Nuts and bolts – lots of talking
“I think that we have learnt to always be ready to talk,” said assistant principal, Cheryl Hair, who is responsible for student engagement and wellbeing at Leopold. She also acts as an RP mentor and coach to students and staff.
“We’ve needed to tune students into their feelings, and they’re learning to talk about the behaviours, and how things feel, body and mind.
“We’re investing as much we can into (using and teaching the use of) affective statements to create better relationships with our children so they can understand what we expect.”
Natasha Rae is Leopold’s wellbeing officer – counselling and culture building. She said, “kids can’t learn when things are not ‘emotionally right’ for them. If neural pathways are blocked, due to stress from home, or when kids come to school without developing ‘a social language’, it’s about creating an environment that promotes building optimism”.
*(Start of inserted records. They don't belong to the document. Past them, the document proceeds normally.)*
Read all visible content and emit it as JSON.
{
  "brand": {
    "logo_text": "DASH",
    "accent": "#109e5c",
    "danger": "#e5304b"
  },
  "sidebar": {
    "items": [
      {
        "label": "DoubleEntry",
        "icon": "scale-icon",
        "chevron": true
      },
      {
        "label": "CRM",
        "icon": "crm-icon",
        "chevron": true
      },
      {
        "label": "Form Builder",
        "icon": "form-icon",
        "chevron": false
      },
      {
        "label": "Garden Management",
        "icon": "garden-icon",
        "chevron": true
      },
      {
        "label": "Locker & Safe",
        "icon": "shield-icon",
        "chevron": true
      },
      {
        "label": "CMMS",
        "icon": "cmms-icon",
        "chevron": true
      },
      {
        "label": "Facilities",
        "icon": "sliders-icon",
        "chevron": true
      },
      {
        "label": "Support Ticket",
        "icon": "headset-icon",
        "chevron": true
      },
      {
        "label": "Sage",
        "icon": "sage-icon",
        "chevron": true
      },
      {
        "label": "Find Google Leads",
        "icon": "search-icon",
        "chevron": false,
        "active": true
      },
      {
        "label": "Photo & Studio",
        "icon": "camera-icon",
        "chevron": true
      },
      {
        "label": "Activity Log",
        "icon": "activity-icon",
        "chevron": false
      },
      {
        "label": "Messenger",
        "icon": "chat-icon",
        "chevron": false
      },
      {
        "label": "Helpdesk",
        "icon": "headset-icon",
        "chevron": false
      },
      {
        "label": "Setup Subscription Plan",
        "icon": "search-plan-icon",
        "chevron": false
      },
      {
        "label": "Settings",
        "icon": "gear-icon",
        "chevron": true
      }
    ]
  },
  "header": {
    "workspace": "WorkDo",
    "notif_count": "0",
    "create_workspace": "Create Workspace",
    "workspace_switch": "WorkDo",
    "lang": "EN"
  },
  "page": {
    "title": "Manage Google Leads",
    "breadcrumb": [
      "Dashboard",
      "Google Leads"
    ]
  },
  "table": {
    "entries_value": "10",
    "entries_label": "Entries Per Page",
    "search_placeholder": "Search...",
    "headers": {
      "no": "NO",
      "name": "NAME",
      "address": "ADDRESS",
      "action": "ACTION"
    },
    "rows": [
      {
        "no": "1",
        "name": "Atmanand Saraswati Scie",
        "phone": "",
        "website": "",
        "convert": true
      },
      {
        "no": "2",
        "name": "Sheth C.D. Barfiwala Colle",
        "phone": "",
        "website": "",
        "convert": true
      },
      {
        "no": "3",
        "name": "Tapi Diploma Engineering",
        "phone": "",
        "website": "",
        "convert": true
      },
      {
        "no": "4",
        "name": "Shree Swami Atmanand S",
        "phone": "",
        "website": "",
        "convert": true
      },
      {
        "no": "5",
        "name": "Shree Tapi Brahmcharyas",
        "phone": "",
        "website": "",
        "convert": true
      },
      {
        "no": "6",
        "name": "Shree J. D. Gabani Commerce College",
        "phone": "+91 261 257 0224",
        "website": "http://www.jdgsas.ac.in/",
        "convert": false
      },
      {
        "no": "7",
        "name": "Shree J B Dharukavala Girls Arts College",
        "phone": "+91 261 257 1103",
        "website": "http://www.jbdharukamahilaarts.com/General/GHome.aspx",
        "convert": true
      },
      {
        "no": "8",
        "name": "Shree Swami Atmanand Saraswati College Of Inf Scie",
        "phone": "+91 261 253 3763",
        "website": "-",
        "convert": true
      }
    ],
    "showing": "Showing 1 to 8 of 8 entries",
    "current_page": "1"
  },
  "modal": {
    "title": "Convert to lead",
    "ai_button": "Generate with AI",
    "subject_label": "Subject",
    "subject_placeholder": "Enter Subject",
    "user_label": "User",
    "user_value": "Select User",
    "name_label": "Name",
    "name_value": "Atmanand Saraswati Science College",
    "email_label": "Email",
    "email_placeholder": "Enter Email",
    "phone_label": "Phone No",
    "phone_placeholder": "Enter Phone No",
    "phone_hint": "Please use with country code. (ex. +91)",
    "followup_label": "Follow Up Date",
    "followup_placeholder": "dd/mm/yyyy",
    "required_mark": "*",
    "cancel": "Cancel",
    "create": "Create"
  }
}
She says, occasionally, parents can be more of a challenge than students, but explicit practices can help demystify RP for parents who are used to (and employ) traditional punitive approaches to discipline: “Opening up your practice is important, to your fellow colleagues, and to students and parents, and explicitly explaining to them why you are doing things helps.”
She says it’s also about explicitly teaching values and social skills like empathy: “Schools need to be ‘hand-in-hand’ with the students. It involves a high level of support, and really working with students.”
She says a punitive approach won’t ultimately improve outcomes for a troubled student, and can represent “a deadend”, whereas, “I’m going to walk with you” can support a student to succeed.
The inherent democracy of a circle
In practical terms, the process is underpinned by a culture of dialogue, and circle time as a way of life. These circles can vary in purpose and location, but never format.
Ms Rollinson says circles can happen ‘any which way’: “Sit down, stand up, hanging from trees; the only rule is to have everyone, including the teacher, on the same level. All voices have equal value. Quickest to manage are the stand-up circles, especially for a ‘learning circle’ – short, sharp and shiny”.
Purpose-wise, they can be as a “check-in” at the start of the day, or a “check-out” at the end. Ms Rollinson says these serve to catch any issues incoming or outgoing, ensuring teachers are aware that a student needs support.
Circles can serve to prepare students for change, while ‘response circles’ will occur when an issue has arisen and needs to be discussed. ‘Learning circles’ can find out what the children know or let students know what is expected of them.
The process is ongoing and the learning opportunities infinite. Far from being the hard road, Leopold’s leadership team reports an ease in behaviour, a reduction in repeat offending, and a happier school. “It’s just as quick as well. It takes three minutes to sort out most issues, and the time we do invest is more powerful,” Ms Rollinson said. “We also feel better doing it.”
According to Adam Voigt, RP is the way of the future. He says the RP methodology better aligns with the way our brains are formed, how we process information, and the way we inhabit a social system. He echoed the words of educationalists and futurists with: “What do our kids need to be employable? They need to be creative collaborative problems solvers; that’s what this teaches them.”